Creating a Tourist Destination on the North Coast
The economic and educational value of a quality zoo in a rural county like Humboldt cannot be underestimated. We can offer a great zoo experience here on the North Coast—one that rivals larger zoos but allows for a more intimate experience. With continued investment from the community, we envision Sequoia Park Zoo to be a premier Redwood Coast destination.
Since adopting its first comprehensive Master Plan in 2006 and receiving accreditation from the Association of Zoos and Aquariums (AZA) in 1995, Sequoia Park Zoo has steadily moved forward in developing exciting new exhibits and updating existing ones while creating a modern zoo that engages visitors through education and conservation. One of Sequoia Park Zoo’s many goals is to provide a place where residents and visitors alike can learn more about the natural world in an outdoor setting. Equally important, the zoo must ensure the animals that make their home here are able to live comfortably and thrive in an environment that’s as close to their native environment as possible. Many parts of the zoo already meet these principles through careful updating and renovation.

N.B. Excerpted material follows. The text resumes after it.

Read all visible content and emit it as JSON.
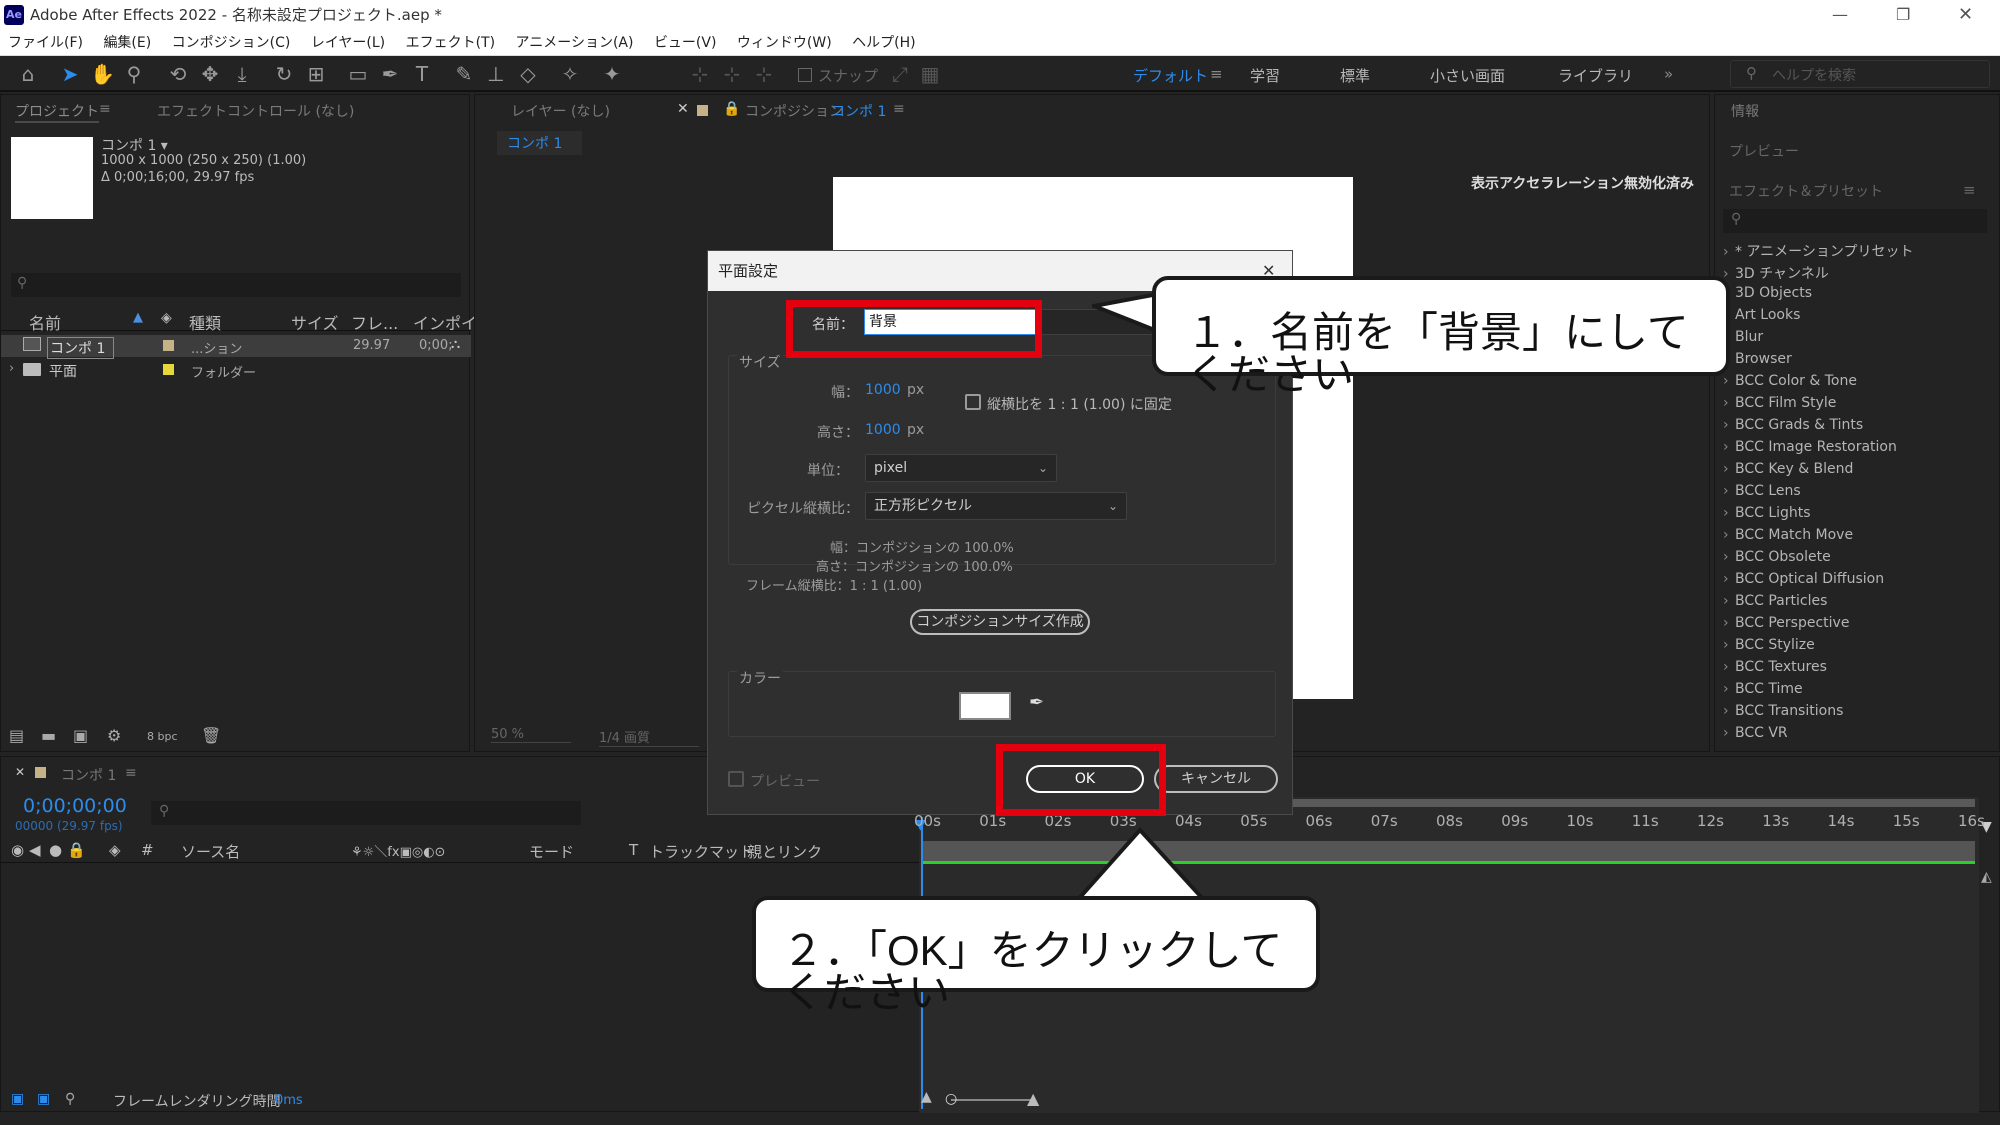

Learn more about the six thematic zones featured in the zoo’s Master Plan and their featured animal species by clicking here.

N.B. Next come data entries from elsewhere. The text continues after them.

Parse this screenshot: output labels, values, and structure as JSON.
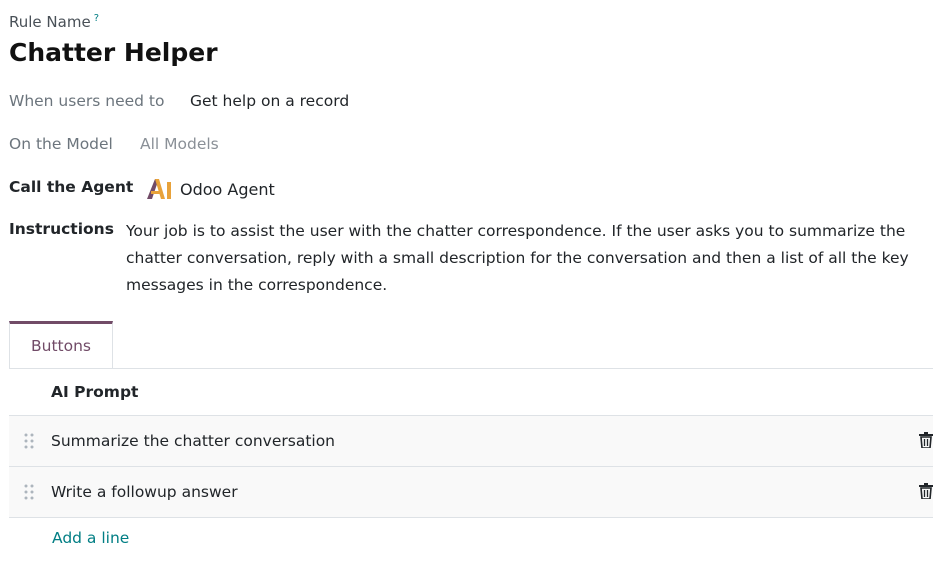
{
  "header": {
    "rule_name_label": "Rule Name",
    "help_mark": "?",
    "title": "Chatter Helper"
  },
  "fields": {
    "when_label": "When users need to",
    "when_value": "Get help on a record",
    "model_label": "On the Model",
    "model_value": "All Models",
    "agent_label": "Call the Agent",
    "agent_value": "Odoo Agent",
    "agent_icon": "ai-icon",
    "instructions_label": "Instructions",
    "instructions_value": "Your job is to assist the user with the chatter correspondence. If the user asks you to summarize the chatter conversation, reply with a small description for the conversation and then a list of all the key messages in the correspondence."
  },
  "tabs": [
    {
      "label": "Buttons",
      "active": true
    }
  ],
  "table": {
    "column_header": "AI Prompt",
    "rows": [
      {
        "prompt": "Summarize the chatter conversation"
      },
      {
        "prompt": "Write a followup answer"
      }
    ],
    "add_line_label": "Add a line"
  },
  "colors": {
    "accent": "#714b67",
    "link": "#017e84"
  }
}
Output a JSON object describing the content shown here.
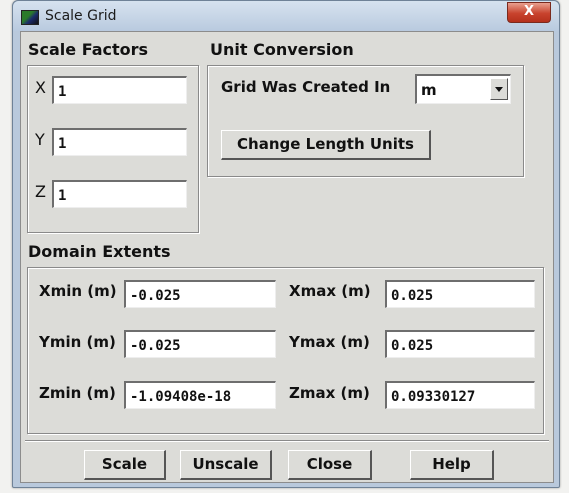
{
  "window": {
    "title": "Scale Grid",
    "close_glyph": "X"
  },
  "scale_factors": {
    "label": "Scale Factors",
    "fields": [
      {
        "axis": "X",
        "value": "1"
      },
      {
        "axis": "Y",
        "value": "1"
      },
      {
        "axis": "Z",
        "value": "1"
      }
    ]
  },
  "unit_conversion": {
    "label": "Unit Conversion",
    "grid_created_label": "Grid Was Created In",
    "grid_unit": "m",
    "change_units_button": "Change Length Units"
  },
  "domain_extents": {
    "label": "Domain Extents",
    "xmin": {
      "label": "Xmin (m)",
      "value": "-0.025"
    },
    "xmax": {
      "label": "Xmax (m)",
      "value": "0.025"
    },
    "ymin": {
      "label": "Ymin (m)",
      "value": "-0.025"
    },
    "ymax": {
      "label": "Ymax (m)",
      "value": "0.025"
    },
    "zmin": {
      "label": "Zmin (m)",
      "value": "-1.09408e-18"
    },
    "zmax": {
      "label": "Zmax (m)",
      "value": "0.09330127"
    }
  },
  "buttons": {
    "scale": "Scale",
    "unscale": "Unscale",
    "close": "Close",
    "help": "Help"
  }
}
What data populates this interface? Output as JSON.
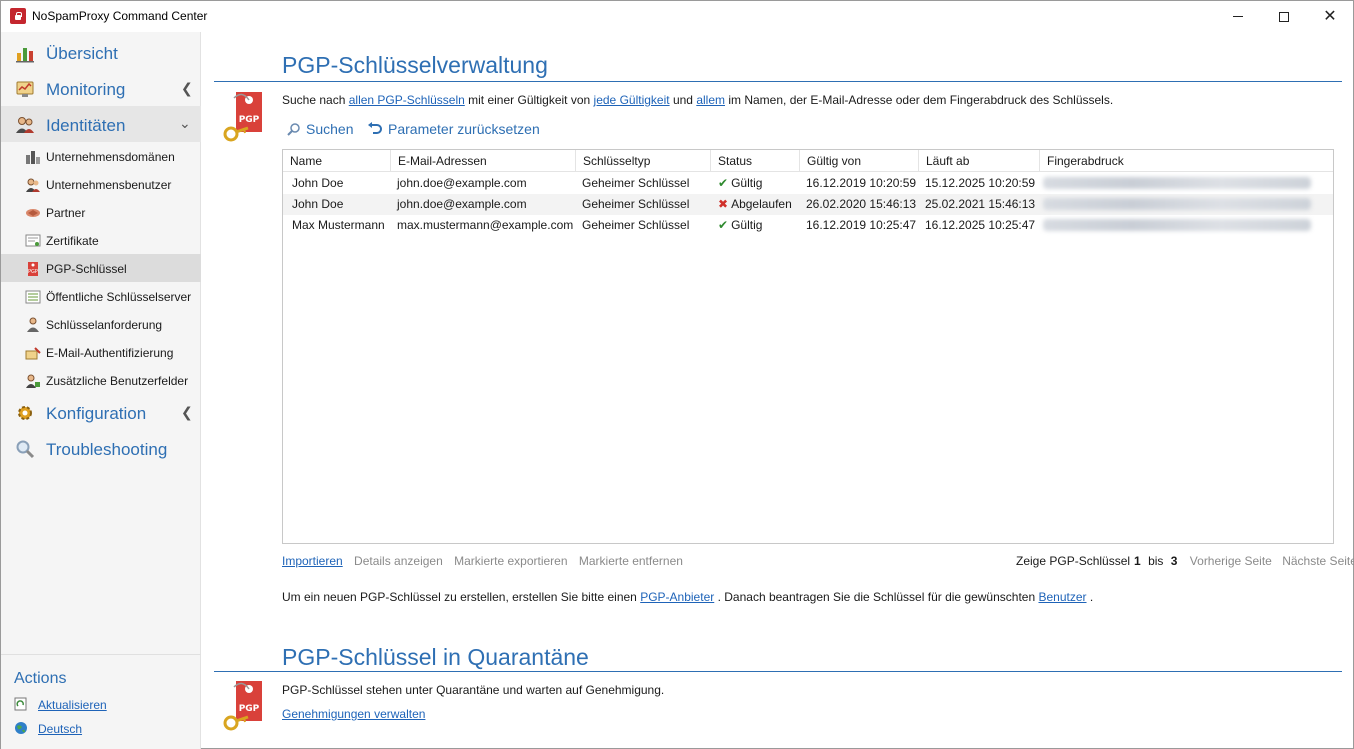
{
  "window": {
    "title": "NoSpamProxy Command Center"
  },
  "sidebar": {
    "main_items": [
      {
        "label": "Übersicht"
      },
      {
        "label": "Monitoring"
      },
      {
        "label": "Identitäten"
      },
      {
        "label": "Konfiguration"
      },
      {
        "label": "Troubleshooting"
      }
    ],
    "sub_items": [
      {
        "label": "Unternehmensdomänen"
      },
      {
        "label": "Unternehmensbenutzer"
      },
      {
        "label": "Partner"
      },
      {
        "label": "Zertifikate"
      },
      {
        "label": "PGP-Schlüssel"
      },
      {
        "label": "Öffentliche Schlüsselserver"
      },
      {
        "label": "Schlüsselanforderung"
      },
      {
        "label": "E-Mail-Authentifizierung"
      },
      {
        "label": "Zusätzliche Benutzerfelder"
      }
    ],
    "actions_title": "Actions",
    "actions": [
      {
        "label": "Aktualisieren"
      },
      {
        "label": "Deutsch"
      }
    ]
  },
  "keys_section": {
    "title": "PGP-Schlüsselverwaltung",
    "search_desc": {
      "part1": "Suche nach",
      "link1": "allen PGP-Schlüsseln",
      "part2": "mit einer Gültigkeit von",
      "link2": "jede Gültigkeit",
      "part3": "und",
      "link3": "allem",
      "part4": "im Namen, der E-Mail-Adresse oder dem Fingerabdruck des Schlüssels."
    },
    "search_button": "Suchen",
    "reset_button": "Parameter zurücksetzen",
    "columns": [
      "Name",
      "E-Mail-Adressen",
      "Schlüsseltyp",
      "Status",
      "Gültig von",
      "Läuft ab",
      "Fingerabdruck"
    ],
    "rows": [
      {
        "name": "John Doe",
        "email": "john.doe@example.com",
        "type": "Geheimer Schlüssel",
        "status": "Gültig",
        "status_kind": "ok",
        "valid_from": "16.12.2019 10:20:59",
        "expires": "15.12.2025 10:20:59"
      },
      {
        "name": "John Doe",
        "email": "john.doe@example.com",
        "type": "Geheimer Schlüssel",
        "status": "Abgelaufen",
        "status_kind": "bad",
        "valid_from": "26.02.2020 15:46:13",
        "expires": "25.02.2021 15:46:13"
      },
      {
        "name": "Max Mustermann",
        "email": "max.mustermann@example.com",
        "type": "Geheimer Schlüssel",
        "status": "Gültig",
        "status_kind": "ok",
        "valid_from": "16.12.2019 10:25:47",
        "expires": "16.12.2025 10:25:47"
      }
    ],
    "footer_actions": {
      "import": "Importieren",
      "details": "Details anzeigen",
      "export": "Markierte exportieren",
      "remove": "Markierte entfernen"
    },
    "pager": {
      "prefix": "Zeige PGP-Schlüssel",
      "from": "1",
      "mid": "bis",
      "to": "3",
      "prev": "Vorherige Seite",
      "next": "Nächste Seite"
    },
    "create_hint": {
      "part1": "Um ein neuen PGP-Schlüssel zu erstellen, erstellen Sie bitte einen",
      "link1": "PGP-Anbieter",
      "part2": ". Danach beantragen Sie die Schlüssel für die gewünschten",
      "link2": "Benutzer",
      "part3": "."
    }
  },
  "quarantine_section": {
    "title": "PGP-Schlüssel in Quarantäne",
    "desc": "PGP-Schlüssel stehen unter Quarantäne und warten auf Genehmigung.",
    "link": "Genehmigungen verwalten"
  },
  "colors": {
    "accent": "#2e6fb3",
    "link": "#1e63b8",
    "ok": "#2f8a2f",
    "error": "#d0302a",
    "pgp_red": "#d9413a"
  }
}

Part of implementing the Master Plan involves prioritizing projects based on funding, the amount of disruption caused to visitors and zoo residents, and of course Humboldt weather. Our most recent exhibits (Red pandas and flamingo/cavy/screamer) were prioritized because the goals for these habitats were relatively easy to achieve and quick to build. Our current focus is the Native Predator’s Zone of the Zoo’s Master Plan.

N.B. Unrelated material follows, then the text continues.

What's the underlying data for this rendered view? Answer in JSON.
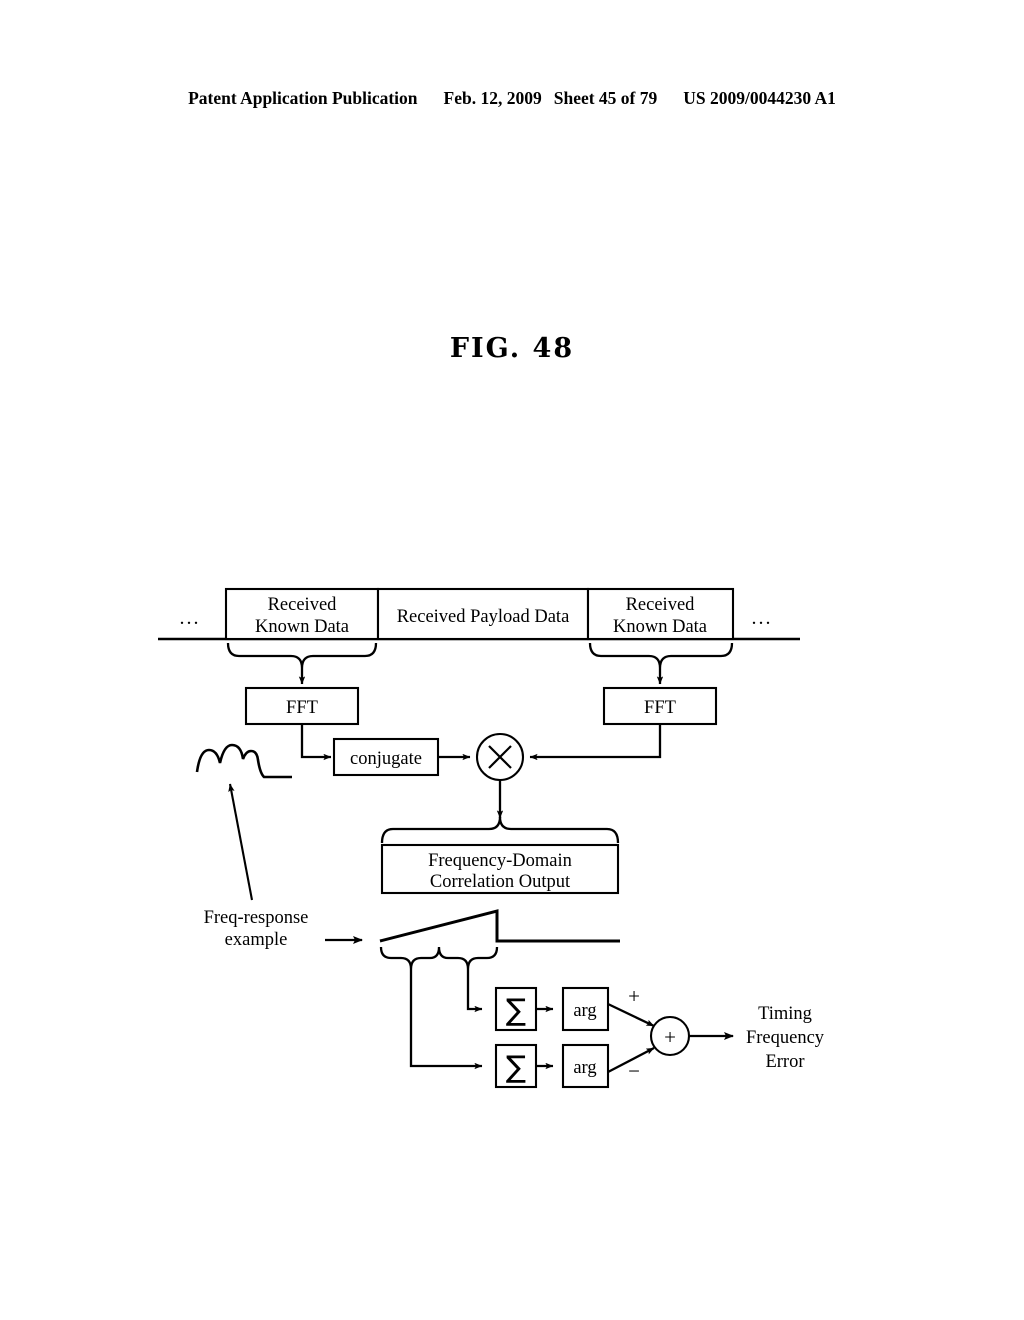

In Progress: Redwood Canopy Walk
Sequoia Park Zoo is the only zoo in the world situated among redwoods, adjacent to a 70-acre multi-aged forest of coast redwoods that form a magnificent backdrop. The Zoo is the perfect venue to provide an opportunity for the public to enjoy “up-close and personal’ experiences with wildlife and historic redwood forests. The Phase II expansion (scheduled to open in 2020) is poised to deliver an unparalleled and unique experience that will drive attendance growth from across the country and internationally.
Completed: Watershed Heroes, River Otter, Salmon and Bald Eagle Exhibits
In 2011, the Sequoia Park Zoo Foundation was awarded a $2.3M grant to proceed with the next stage of the Master Plan – the foundations of the Native Predators exhibit in the form of the Watershed Heroes project. This project will bring River otters back to the zoo, as well as Bald eagles and three local salmon species and a new learning lab. We will break ground on the project later this summer (2013), with the grand opening scheduled for summer 2014.
Completed: Flamingos, Cavies & Screamers, Oh My!
The new Flamingos, Cavies & Screamers, Oh My! exhibit was completed in the summer of 2011. This large-scale renovation involved re-routing the main zoo walkway and crafting a new flamingo habitat including a new pond and nesting area. It creates a dynamic, multi-species exhibit which maximizes our small footprint and provides a snapshot of life in the Tropical Andes biodiversity hotspot region.
Completed: Red Panda Exhibit
Our Red panda exhibit was completed in July of 2010. Read more about the successful introduction of female Stella Luna in February 2013 and Mohu, the first Red panda born at Sequoia park Zoo in June 2013.